Directions
The reply should be one number: how many lines of the data below contain "screenshot".

Dataset records
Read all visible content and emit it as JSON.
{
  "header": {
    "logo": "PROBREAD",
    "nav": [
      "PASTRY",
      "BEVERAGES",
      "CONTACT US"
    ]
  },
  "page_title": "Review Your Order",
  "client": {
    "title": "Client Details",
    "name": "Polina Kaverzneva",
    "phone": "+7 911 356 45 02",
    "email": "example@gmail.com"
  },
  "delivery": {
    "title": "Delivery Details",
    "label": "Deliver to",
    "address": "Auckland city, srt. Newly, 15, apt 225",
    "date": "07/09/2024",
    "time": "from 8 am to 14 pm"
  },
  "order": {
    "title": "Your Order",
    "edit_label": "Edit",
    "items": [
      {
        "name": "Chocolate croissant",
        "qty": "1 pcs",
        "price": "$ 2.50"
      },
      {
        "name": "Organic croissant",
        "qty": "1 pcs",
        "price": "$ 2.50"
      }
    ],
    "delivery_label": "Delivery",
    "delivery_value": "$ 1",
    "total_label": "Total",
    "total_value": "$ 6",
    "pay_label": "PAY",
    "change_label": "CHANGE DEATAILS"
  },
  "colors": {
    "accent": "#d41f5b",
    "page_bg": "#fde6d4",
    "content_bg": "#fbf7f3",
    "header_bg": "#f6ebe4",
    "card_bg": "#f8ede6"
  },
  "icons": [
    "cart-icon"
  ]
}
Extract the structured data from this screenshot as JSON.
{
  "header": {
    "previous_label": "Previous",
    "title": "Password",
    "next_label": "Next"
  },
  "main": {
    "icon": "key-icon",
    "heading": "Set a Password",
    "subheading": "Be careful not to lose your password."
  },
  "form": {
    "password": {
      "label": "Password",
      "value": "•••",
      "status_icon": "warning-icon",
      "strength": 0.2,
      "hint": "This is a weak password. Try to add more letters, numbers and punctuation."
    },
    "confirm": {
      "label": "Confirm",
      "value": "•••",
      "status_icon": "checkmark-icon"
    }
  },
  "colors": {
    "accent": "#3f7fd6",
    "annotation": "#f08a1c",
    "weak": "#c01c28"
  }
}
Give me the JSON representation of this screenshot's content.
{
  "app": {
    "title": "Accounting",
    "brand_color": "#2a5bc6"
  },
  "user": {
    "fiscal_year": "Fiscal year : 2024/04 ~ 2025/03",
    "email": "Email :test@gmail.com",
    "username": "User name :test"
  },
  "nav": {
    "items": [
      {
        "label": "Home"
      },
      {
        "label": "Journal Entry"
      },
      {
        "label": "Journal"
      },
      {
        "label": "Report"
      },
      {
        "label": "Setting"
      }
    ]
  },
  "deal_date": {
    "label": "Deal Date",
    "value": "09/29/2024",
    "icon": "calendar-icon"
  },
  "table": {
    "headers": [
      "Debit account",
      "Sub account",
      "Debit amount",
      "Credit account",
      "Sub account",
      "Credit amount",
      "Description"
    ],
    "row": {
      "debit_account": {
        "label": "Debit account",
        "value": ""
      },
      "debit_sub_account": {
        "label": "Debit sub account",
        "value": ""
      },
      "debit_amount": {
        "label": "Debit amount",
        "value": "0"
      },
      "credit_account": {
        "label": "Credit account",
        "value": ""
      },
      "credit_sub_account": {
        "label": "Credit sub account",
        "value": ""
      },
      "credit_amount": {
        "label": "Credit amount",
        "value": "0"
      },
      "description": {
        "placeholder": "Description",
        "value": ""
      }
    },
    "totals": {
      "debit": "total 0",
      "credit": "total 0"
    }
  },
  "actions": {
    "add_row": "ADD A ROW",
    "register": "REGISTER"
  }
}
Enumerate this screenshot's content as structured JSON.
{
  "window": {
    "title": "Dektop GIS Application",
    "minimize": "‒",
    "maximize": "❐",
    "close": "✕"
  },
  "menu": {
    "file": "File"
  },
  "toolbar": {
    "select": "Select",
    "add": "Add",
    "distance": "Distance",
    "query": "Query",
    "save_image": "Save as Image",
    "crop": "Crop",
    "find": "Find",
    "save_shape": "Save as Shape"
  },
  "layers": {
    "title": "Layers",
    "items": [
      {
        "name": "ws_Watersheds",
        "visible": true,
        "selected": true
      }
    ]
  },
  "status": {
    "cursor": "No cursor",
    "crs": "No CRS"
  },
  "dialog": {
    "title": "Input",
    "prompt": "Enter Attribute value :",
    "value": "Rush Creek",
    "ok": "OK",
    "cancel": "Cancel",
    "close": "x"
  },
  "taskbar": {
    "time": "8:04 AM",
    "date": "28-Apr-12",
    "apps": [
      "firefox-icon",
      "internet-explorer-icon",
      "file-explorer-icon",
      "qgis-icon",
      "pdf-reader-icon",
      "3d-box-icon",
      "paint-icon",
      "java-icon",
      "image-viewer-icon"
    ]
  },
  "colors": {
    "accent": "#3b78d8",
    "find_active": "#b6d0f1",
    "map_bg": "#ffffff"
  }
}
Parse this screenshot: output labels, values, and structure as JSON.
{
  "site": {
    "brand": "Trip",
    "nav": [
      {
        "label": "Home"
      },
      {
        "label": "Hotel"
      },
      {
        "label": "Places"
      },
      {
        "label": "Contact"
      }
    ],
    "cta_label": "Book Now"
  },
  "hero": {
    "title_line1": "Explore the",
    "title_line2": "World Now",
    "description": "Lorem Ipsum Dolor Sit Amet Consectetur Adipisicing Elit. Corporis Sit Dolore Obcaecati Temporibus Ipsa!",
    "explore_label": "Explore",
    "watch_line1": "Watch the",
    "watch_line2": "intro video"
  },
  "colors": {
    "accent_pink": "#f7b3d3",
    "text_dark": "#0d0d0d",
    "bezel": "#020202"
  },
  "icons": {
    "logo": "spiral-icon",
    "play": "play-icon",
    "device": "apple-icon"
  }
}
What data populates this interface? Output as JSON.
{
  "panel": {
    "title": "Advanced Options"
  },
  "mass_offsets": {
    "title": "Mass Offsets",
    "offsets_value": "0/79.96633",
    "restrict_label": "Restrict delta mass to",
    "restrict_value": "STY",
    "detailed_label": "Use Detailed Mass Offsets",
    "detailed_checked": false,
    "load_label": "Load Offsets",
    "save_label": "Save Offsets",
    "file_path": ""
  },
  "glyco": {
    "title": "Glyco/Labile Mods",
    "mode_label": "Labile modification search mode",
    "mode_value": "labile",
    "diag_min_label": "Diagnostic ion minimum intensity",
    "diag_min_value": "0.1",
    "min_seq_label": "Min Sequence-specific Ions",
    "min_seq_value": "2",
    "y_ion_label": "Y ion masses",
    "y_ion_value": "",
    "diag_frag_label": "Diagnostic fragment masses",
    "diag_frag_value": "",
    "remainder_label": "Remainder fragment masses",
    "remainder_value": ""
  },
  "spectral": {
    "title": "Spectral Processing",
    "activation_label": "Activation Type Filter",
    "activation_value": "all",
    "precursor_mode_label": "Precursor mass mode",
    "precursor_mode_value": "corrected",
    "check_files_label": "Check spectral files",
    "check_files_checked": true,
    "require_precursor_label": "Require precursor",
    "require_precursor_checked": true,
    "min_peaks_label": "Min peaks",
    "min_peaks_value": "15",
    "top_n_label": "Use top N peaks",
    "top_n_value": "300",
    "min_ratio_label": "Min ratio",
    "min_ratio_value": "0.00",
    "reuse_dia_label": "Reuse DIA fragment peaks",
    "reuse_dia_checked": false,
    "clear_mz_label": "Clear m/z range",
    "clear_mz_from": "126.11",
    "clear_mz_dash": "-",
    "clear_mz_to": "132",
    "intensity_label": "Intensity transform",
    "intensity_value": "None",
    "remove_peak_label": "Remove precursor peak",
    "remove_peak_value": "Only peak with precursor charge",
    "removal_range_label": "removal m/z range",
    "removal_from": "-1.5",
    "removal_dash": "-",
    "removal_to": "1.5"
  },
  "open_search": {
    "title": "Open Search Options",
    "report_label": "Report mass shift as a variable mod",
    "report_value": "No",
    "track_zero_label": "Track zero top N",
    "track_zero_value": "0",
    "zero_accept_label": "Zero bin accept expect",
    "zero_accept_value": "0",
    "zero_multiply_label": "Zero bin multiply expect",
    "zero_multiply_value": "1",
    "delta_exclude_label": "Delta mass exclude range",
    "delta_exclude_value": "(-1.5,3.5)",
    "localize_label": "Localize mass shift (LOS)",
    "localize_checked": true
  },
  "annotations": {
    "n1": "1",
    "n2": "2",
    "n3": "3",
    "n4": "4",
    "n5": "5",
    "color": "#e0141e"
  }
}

Reply
4